some 12,000 years ago is on permanent display at the
State Museum of Pennsylvania, according to the PA Historical and Museum
Commission. The Mastodon was discovered on July, 5, 1968 when two employees of
Lakeside Peat Humus Company discovered the mastodon's skull while running a
bucket through a peat bog as part of routine mining operations.
The Mastodon is now the centerpiece in a new gallery, Life
through Time: a New Paleontology Experience. The 3,350-square-foot exhibit
documents changes spanning 296 million years. Also on display are Coelophysis,
Phytosaur, Camarasaurus, Seymouria, Triassic specimens, Parasaurolophus T-Rex
One half of the excavated skeleton was on display until the
Buy-A-Bone campaign brought in $88,000 from corporations, families, and
individuals to round out the state's contribution to the permanent display that
includes the paleontology gallery.
The State Museum of Pennsylvania, located at 300 North
Street, Harrisburg, PA, is open Wednesday through Saturday, 9:00 am to 5:00 pm,
and Sunday, 12:00 noon to 5:00 pm. Admission is $5 for adults, $4 for children
and senior citizens and includes admission to the popular young children's
Curiosity Connection. Planetarium
shows are $2 per person in addition to general admission. The State Museum
offers FREE general admission on the third Saturday of every month. Consult
VisitPA for other activities, events, and places to stay when visiting the
Free Nicotine Patches in PA
If you want to quit smoking and are looking for a little
Pennsylvania Department of Health is promoting the Quit for Love campaign.
The campaign is making
Nicotine Replacement Therapy (NRT) kits available free of charge by calling
the PA Free Quitline at 1-800-QUIT NOW (1-800-784-8669). Callers will talk to
Quit Coaches who will discuss medical conditions, help set a quit date, and
enroll the caller in a series of free counseling sessions, in addition to
providing callers with a free, four-week NRT kit.
Smokers will be directed to additional resources including
Determined To Quit website where they will find guidance in developing a
quit plan, a quit companion and calculator, and video blogs of other
Pennsylvania residents sharing their own stories about quitting tobacco.
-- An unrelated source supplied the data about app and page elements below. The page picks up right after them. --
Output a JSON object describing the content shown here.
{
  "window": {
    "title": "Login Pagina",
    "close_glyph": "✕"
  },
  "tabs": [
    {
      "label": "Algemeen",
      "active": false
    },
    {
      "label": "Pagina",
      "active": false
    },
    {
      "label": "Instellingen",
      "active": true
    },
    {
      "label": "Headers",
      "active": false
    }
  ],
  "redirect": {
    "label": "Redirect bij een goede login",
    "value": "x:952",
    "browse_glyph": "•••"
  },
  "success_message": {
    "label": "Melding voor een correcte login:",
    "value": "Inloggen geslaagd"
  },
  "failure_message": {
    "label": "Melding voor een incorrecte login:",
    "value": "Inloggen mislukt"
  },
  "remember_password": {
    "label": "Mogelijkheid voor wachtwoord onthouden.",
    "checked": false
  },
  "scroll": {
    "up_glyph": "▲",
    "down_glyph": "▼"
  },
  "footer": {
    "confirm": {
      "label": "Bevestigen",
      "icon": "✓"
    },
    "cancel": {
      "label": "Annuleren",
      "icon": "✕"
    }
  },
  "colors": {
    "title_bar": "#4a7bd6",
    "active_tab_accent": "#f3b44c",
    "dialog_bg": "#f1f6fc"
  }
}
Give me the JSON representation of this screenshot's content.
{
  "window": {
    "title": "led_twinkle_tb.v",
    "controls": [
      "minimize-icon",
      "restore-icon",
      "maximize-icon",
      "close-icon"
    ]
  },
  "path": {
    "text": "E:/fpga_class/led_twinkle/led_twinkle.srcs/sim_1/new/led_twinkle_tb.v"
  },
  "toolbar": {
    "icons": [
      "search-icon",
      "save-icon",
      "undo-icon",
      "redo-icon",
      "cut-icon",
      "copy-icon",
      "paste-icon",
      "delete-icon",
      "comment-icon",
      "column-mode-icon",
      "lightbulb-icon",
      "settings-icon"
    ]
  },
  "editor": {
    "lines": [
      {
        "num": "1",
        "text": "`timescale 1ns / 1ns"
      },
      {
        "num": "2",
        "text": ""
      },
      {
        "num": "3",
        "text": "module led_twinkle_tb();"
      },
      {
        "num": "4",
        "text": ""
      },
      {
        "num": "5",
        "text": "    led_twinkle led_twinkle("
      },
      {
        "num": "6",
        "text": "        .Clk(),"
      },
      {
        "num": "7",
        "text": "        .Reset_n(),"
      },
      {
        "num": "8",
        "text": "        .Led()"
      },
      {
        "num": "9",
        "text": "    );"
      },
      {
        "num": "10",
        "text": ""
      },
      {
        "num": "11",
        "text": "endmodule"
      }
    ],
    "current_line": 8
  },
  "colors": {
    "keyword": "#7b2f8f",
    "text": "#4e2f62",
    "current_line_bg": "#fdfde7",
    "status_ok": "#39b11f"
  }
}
There
is also information for
friends and family members of smokers who wish to support their loved one in
their attempt to quit.
The NRT kits are paid for by funding from the federal
stimulus program and the Master Settlement Agreement. Under this agreement, 46
states, including Pennsylvania, receive payments from the tobacco industry to
offset smoking-related medical costs and to help reduce the use of tobacco
According to the Centers for Disease Control and
Prevention, nearly one of every five deaths nationwide is attributed to smoking;
making it the leading cause of preventable death and disease.